What the task requires: The records underneath are to be printed in full and exactly, with no pictures carried over.

Data section:
↓
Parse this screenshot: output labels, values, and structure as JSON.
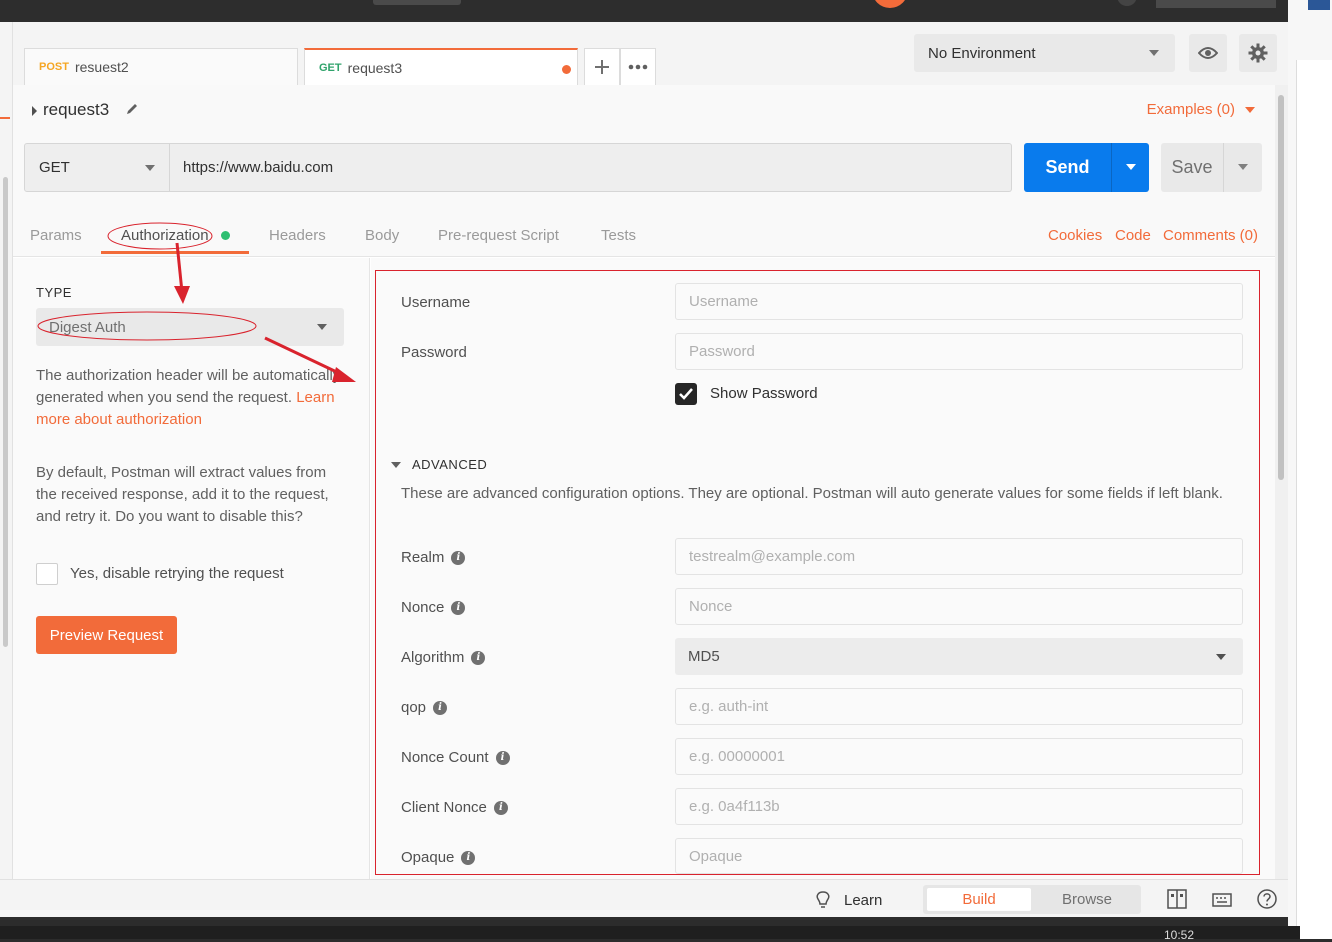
{
  "tabs": [
    {
      "method": "POST",
      "name": "resuest2"
    },
    {
      "method": "GET",
      "name": "request3"
    }
  ],
  "tab_actions": {
    "add_icon": "plus-icon",
    "more_icon": "more-icon"
  },
  "environment": {
    "selected": "No Environment",
    "eye_icon": "eye-icon",
    "settings_icon": "gear-icon"
  },
  "request": {
    "name": "request3",
    "examples_label": "Examples (0)",
    "method": "GET",
    "url": "https://www.baidu.com",
    "send_label": "Send",
    "save_label": "Save"
  },
  "subtabs": {
    "items": [
      "Params",
      "Authorization",
      "Headers",
      "Body",
      "Pre-request Script",
      "Tests"
    ],
    "active": "Authorization",
    "right_links": [
      "Cookies",
      "Code",
      "Comments (0)"
    ]
  },
  "auth_left": {
    "type_label": "TYPE",
    "type_value": "Digest Auth",
    "desc1": "The authorization header will be automatically generated when you send the request.",
    "learn_more": "Learn more about authorization",
    "desc2": "By default, Postman will extract values from the received response, add it to the request, and retry it. Do you want to disable this?",
    "disable_retry_label": "Yes, disable retrying the request",
    "preview_button": "Preview Request"
  },
  "auth_right": {
    "username_label": "Username",
    "username_placeholder": "Username",
    "password_label": "Password",
    "password_placeholder": "Password",
    "show_password_label": "Show Password",
    "show_password_checked": true,
    "advanced_title": "ADVANCED",
    "advanced_desc": "These are advanced configuration options. They are optional. Postman will auto generate values for some fields if left blank.",
    "fields": [
      {
        "label": "Realm",
        "placeholder": "testrealm@example.com"
      },
      {
        "label": "Nonce",
        "placeholder": "Nonce"
      },
      {
        "label": "Algorithm",
        "value": "MD5"
      },
      {
        "label": "qop",
        "placeholder": "e.g. auth-int"
      },
      {
        "label": "Nonce Count",
        "placeholder": "e.g. 00000001"
      },
      {
        "label": "Client Nonce",
        "placeholder": "e.g. 0a4f113b"
      },
      {
        "label": "Opaque",
        "placeholder": "Opaque"
      }
    ]
  },
  "statusbar": {
    "learn_label": "Learn",
    "build_label": "Build",
    "browse_label": "Browse"
  },
  "taskbar": {
    "time": "10:52"
  },
  "colors": {
    "accent": "#f26b3a",
    "send_blue": "#097bed",
    "annotation_red": "#d9232d",
    "green_dot": "#2fbf71"
  }
}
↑
Solution to the exercise:
Parse this screenshot: output labels, values, and structure as JSON.
{
  "tabs": [
    {
      "method": "POST",
      "name": "resuest2"
    },
    {
      "method": "GET",
      "name": "request3"
    }
  ],
  "tab_actions": {
    "add_icon": "plus-icon",
    "more_icon": "more-icon"
  },
  "environment": {
    "selected": "No Environment",
    "eye_icon": "eye-icon",
    "settings_icon": "gear-icon"
  },
  "request": {
    "name": "request3",
    "examples_label": "Examples (0)",
    "method": "GET",
    "url": "https://www.baidu.com",
    "send_label": "Send",
    "save_label": "Save"
  },
  "subtabs": {
    "items": [
      "Params",
      "Authorization",
      "Headers",
      "Body",
      "Pre-request Script",
      "Tests"
    ],
    "active": "Authorization",
    "right_links": [
      "Cookies",
      "Code",
      "Comments (0)"
    ]
  },
  "auth_left": {
    "type_label": "TYPE",
    "type_value": "Digest Auth",
    "desc1": "The authorization header will be automatically generated when you send the request.",
    "learn_more": "Learn more about authorization",
    "desc2": "By default, Postman will extract values from the received response, add it to the request, and retry it. Do you want to disable this?",
    "disable_retry_label": "Yes, disable retrying the request",
    "preview_button": "Preview Request"
  },
  "auth_right": {
    "username_label": "Username",
    "username_placeholder": "Username",
    "password_label": "Password",
    "password_placeholder": "Password",
    "show_password_label": "Show Password",
    "show_password_checked": true,
    "advanced_title": "ADVANCED",
    "advanced_desc": "These are advanced configuration options. They are optional. Postman will auto generate values for some fields if left blank.",
    "fields": [
      {
        "label": "Realm",
        "placeholder": "testrealm@example.com"
      },
      {
        "label": "Nonce",
        "placeholder": "Nonce"
      },
      {
        "label": "Algorithm",
        "value": "MD5"
      },
      {
        "label": "qop",
        "placeholder": "e.g. auth-int"
      },
      {
        "label": "Nonce Count",
        "placeholder": "e.g. 00000001"
      },
      {
        "label": "Client Nonce",
        "placeholder": "e.g. 0a4f113b"
      },
      {
        "label": "Opaque",
        "placeholder": "Opaque"
      }
    ]
  },
  "statusbar": {
    "learn_label": "Learn",
    "build_label": "Build",
    "browse_label": "Browse"
  },
  "taskbar": {
    "time": "10:52"
  },
  "colors": {
    "accent": "#f26b3a",
    "send_blue": "#097bed",
    "annotation_red": "#d9232d",
    "green_dot": "#2fbf71"
  }
}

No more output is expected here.